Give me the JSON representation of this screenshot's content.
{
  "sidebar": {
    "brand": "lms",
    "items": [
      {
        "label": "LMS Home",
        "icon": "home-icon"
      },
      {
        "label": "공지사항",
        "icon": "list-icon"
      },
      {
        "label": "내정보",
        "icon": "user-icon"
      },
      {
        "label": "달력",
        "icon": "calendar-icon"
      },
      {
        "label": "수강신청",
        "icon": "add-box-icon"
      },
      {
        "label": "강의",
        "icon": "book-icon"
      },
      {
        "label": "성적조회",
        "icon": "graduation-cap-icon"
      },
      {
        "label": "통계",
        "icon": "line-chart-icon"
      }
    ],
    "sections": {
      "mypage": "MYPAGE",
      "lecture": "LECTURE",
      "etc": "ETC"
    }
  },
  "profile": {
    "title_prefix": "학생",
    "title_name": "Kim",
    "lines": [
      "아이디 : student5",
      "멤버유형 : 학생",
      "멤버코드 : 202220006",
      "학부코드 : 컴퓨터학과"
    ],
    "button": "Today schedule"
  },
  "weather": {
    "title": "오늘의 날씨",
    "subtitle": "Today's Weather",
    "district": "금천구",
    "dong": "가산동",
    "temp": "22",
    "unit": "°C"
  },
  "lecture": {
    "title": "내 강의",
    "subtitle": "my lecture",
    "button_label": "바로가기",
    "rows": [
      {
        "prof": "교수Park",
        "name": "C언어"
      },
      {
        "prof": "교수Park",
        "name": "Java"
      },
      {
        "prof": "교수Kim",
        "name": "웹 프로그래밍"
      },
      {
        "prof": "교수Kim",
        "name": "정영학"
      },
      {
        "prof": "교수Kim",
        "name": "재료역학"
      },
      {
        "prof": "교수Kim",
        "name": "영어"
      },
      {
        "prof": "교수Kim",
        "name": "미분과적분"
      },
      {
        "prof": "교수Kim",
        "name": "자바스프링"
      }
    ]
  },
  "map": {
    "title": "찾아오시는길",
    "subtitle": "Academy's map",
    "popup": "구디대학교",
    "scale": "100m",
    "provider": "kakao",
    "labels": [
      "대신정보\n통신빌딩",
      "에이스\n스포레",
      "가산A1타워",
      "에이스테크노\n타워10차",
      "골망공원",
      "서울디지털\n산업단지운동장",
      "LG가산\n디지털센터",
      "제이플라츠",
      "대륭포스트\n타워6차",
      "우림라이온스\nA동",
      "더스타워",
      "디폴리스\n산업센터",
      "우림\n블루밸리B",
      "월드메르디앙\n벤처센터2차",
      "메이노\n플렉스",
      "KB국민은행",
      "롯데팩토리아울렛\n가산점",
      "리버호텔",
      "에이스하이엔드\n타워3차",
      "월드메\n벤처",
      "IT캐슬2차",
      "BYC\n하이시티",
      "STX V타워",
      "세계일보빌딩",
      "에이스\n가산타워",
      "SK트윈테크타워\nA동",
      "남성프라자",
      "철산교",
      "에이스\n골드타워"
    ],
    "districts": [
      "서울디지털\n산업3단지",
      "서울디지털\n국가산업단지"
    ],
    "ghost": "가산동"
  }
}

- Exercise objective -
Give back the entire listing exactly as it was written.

- Task solution -
Give me the JSON representation of this screenshot's content.
{
  "sidebar": {
    "brand": "lms",
    "items": [
      {
        "label": "LMS Home",
        "icon": "home-icon"
      },
      {
        "label": "공지사항",
        "icon": "list-icon"
      },
      {
        "label": "내정보",
        "icon": "user-icon"
      },
      {
        "label": "달력",
        "icon": "calendar-icon"
      },
      {
        "label": "수강신청",
        "icon": "add-box-icon"
      },
      {
        "label": "강의",
        "icon": "book-icon"
      },
      {
        "label": "성적조회",
        "icon": "graduation-cap-icon"
      },
      {
        "label": "통계",
        "icon": "line-chart-icon"
      }
    ],
    "sections": {
      "mypage": "MYPAGE",
      "lecture": "LECTURE",
      "etc": "ETC"
    }
  },
  "profile": {
    "title_prefix": "학생",
    "title_name": "Kim",
    "lines": [
      "아이디 : student5",
      "멤버유형 : 학생",
      "멤버코드 : 202220006",
      "학부코드 : 컴퓨터학과"
    ],
    "button": "Today schedule"
  },
  "weather": {
    "title": "오늘의 날씨",
    "subtitle": "Today's Weather",
    "district": "금천구",
    "dong": "가산동",
    "temp": "22",
    "unit": "°C"
  },
  "lecture": {
    "title": "내 강의",
    "subtitle": "my lecture",
    "button_label": "바로가기",
    "rows": [
      {
        "prof": "교수Park",
        "name": "C언어"
      },
      {
        "prof": "교수Park",
        "name": "Java"
      },
      {
        "prof": "교수Kim",
        "name": "웹 프로그래밍"
      },
      {
        "prof": "교수Kim",
        "name": "정영학"
      },
      {
        "prof": "교수Kim",
        "name": "재료역학"
      },
      {
        "prof": "교수Kim",
        "name": "영어"
      },
      {
        "prof": "교수Kim",
        "name": "미분과적분"
      },
      {
        "prof": "교수Kim",
        "name": "자바스프링"
      }
    ]
  },
  "map": {
    "title": "찾아오시는길",
    "subtitle": "Academy's map",
    "popup": "구디대학교",
    "scale": "100m",
    "provider": "kakao",
    "labels": [
      "대신정보\n통신빌딩",
      "에이스\n스포레",
      "가산A1타워",
      "에이스테크노\n타워10차",
      "골망공원",
      "서울디지털\n산업단지운동장",
      "LG가산\n디지털센터",
      "제이플라츠",
      "대륭포스트\n타워6차",
      "우림라이온스\nA동",
      "더스타워",
      "디폴리스\n산업센터",
      "우림\n블루밸리B",
      "월드메르디앙\n벤처센터2차",
      "메이노\n플렉스",
      "KB국민은행",
      "롯데팩토리아울렛\n가산점",
      "리버호텔",
      "에이스하이엔드\n타워3차",
      "월드메\n벤처",
      "IT캐슬2차",
      "BYC\n하이시티",
      "STX V타워",
      "세계일보빌딩",
      "에이스\n가산타워",
      "SK트윈테크타워\nA동",
      "남성프라자",
      "철산교",
      "에이스\n골드타워"
    ],
    "districts": [
      "서울디지털\n산업3단지",
      "서울디지털\n국가산업단지"
    ],
    "ghost": "가산동"
  }
}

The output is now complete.